> TASK GOAL
Your answer should consist of each line below that contains the string "fitnah".

> THE DATA
+++++

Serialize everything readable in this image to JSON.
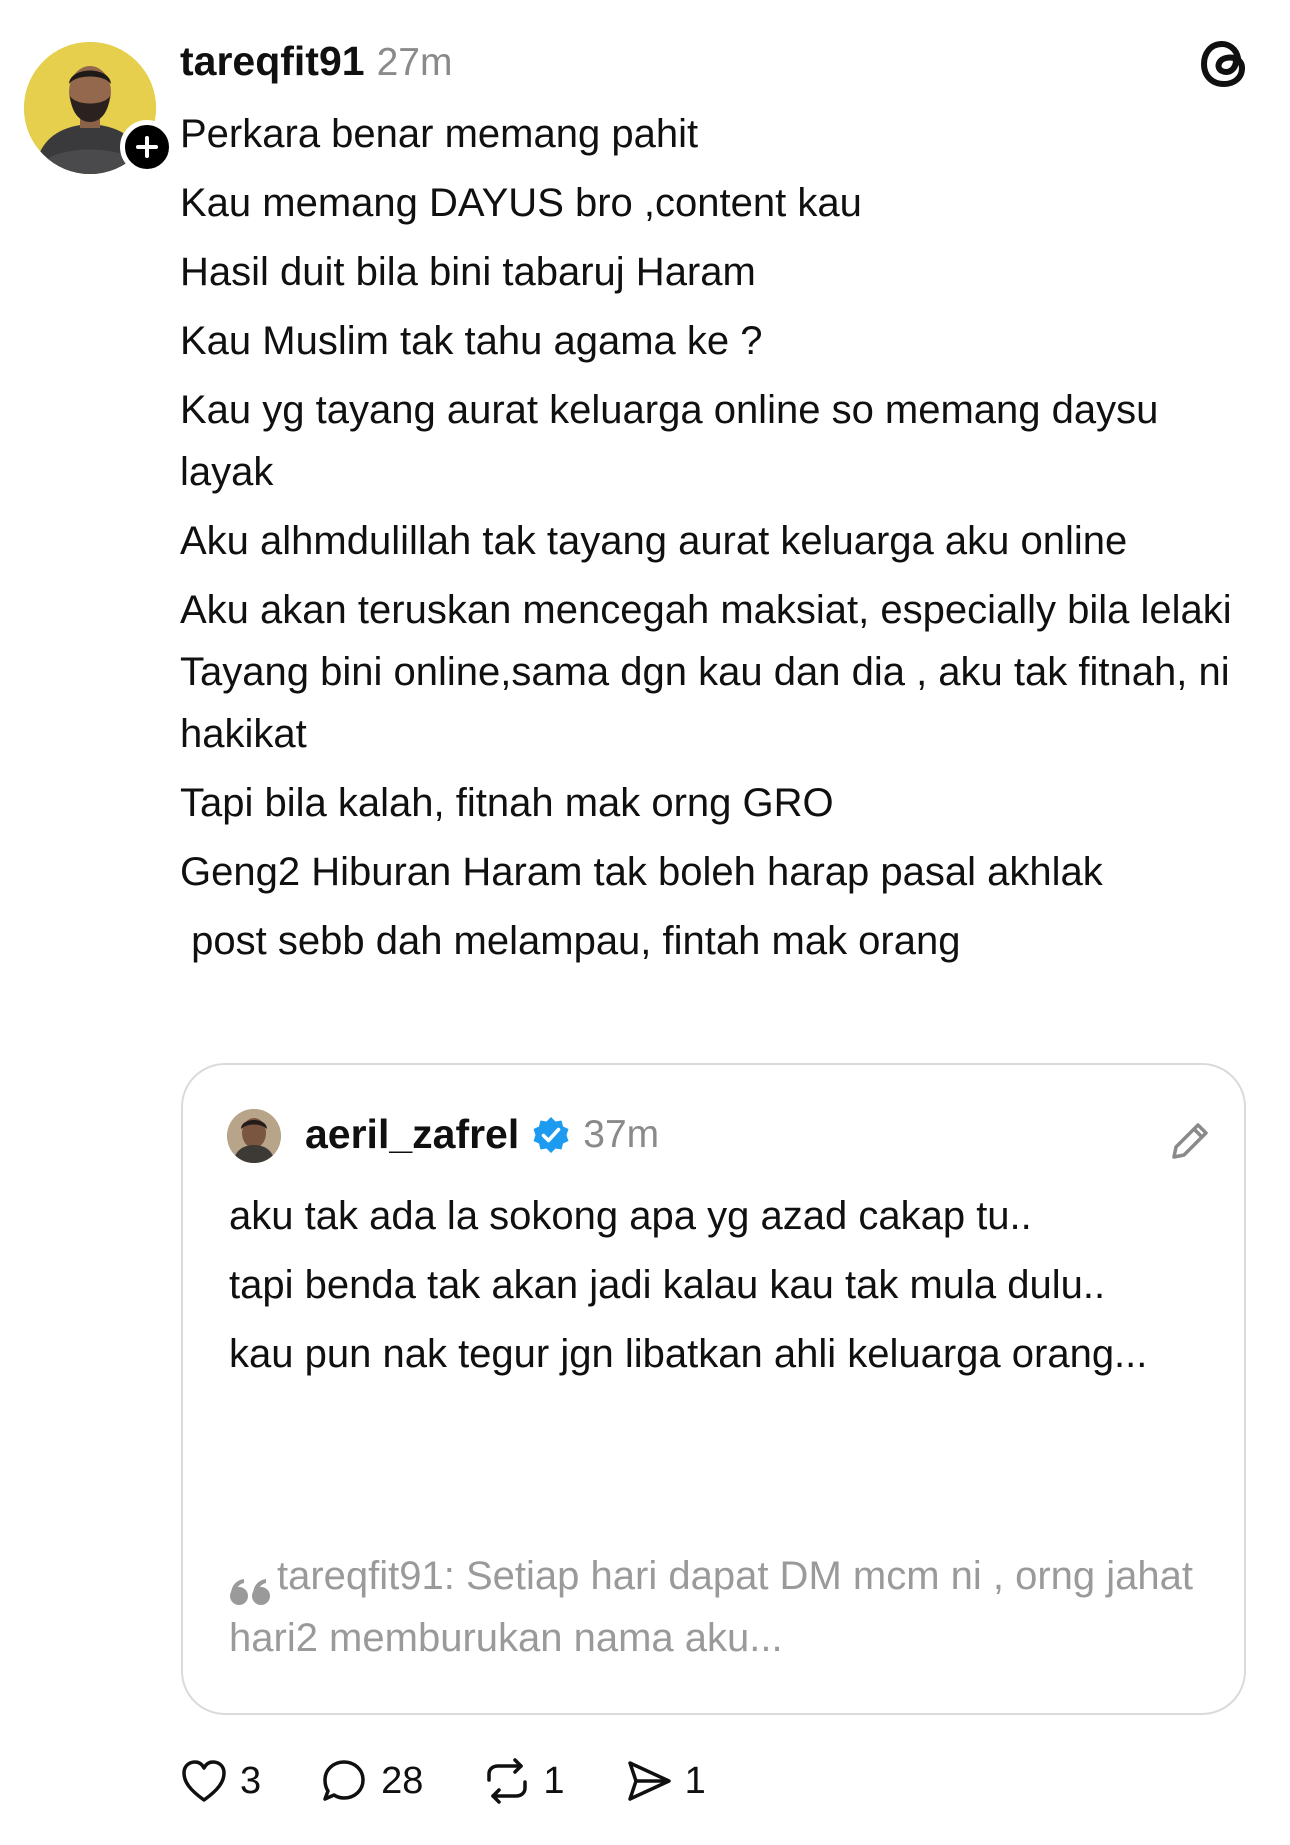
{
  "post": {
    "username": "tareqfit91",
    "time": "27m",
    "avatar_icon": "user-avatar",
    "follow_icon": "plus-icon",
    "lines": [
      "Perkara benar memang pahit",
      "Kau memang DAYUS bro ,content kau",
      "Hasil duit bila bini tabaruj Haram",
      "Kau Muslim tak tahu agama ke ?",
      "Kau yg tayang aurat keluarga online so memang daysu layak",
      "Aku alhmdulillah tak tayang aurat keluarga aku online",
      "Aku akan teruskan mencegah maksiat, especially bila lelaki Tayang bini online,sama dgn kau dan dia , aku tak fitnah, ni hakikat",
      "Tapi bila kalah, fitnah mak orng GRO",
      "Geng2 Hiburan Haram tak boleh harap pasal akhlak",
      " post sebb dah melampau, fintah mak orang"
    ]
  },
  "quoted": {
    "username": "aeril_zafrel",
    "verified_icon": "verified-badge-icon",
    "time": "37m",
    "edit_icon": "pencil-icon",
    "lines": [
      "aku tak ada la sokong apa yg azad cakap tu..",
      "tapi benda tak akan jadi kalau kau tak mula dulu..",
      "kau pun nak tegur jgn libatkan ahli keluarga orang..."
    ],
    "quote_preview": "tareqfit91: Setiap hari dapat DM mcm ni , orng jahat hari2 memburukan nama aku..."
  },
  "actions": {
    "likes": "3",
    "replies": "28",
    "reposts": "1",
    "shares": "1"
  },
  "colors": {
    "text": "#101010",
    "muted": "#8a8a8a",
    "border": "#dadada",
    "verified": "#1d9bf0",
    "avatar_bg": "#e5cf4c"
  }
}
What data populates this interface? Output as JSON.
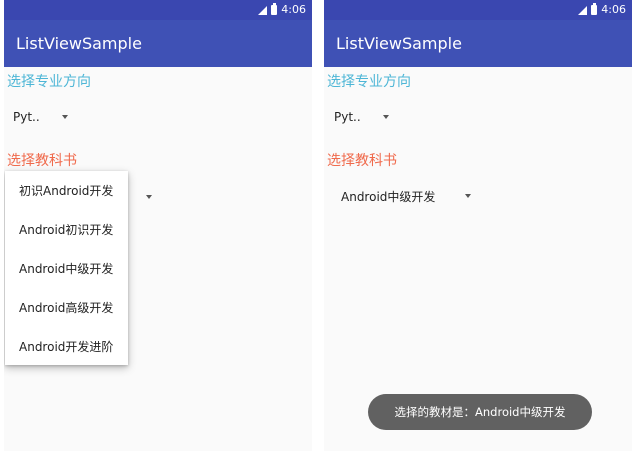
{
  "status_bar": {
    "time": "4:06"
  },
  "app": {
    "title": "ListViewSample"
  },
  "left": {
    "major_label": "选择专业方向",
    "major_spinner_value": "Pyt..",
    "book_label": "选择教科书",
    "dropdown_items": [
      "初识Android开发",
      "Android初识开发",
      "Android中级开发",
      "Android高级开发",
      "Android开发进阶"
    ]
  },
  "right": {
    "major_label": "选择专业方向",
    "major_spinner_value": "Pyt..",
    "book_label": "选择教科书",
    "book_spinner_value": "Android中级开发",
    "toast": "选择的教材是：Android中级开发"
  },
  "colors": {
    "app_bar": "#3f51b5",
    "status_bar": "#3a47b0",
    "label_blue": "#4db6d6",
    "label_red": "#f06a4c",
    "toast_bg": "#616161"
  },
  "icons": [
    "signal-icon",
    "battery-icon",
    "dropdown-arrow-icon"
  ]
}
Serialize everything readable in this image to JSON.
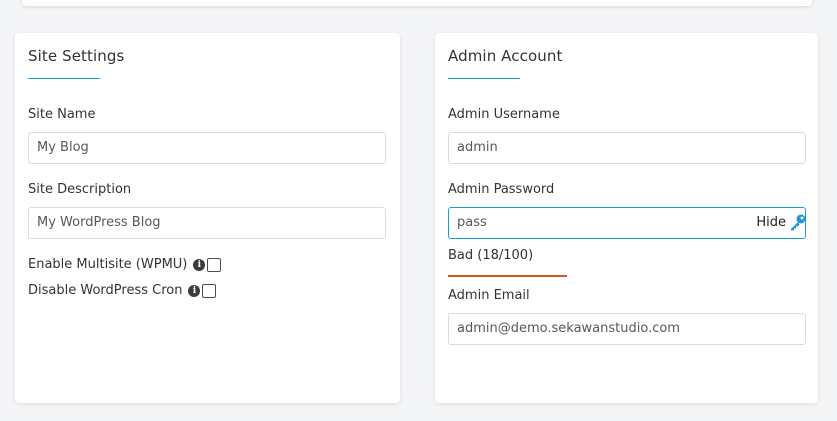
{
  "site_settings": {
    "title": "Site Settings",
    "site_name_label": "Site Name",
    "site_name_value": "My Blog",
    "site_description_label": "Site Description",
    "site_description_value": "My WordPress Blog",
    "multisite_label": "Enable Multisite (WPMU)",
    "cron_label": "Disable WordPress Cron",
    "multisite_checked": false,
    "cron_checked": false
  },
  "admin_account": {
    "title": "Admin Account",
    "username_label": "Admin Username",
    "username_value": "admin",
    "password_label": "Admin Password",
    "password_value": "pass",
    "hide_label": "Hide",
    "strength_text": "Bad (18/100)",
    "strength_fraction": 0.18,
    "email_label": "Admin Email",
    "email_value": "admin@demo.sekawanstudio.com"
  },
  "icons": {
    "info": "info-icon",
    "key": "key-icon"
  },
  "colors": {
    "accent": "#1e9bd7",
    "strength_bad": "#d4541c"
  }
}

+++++

> FINISHED EXERCISE
      "Aku akan teruskan mencegah maksiat, especially bila lelaki Tayang bini online,sama dgn kau dan dia , aku tak fitnah, ni hakikat",
      "Tapi bila kalah, fitnah mak orng GRO",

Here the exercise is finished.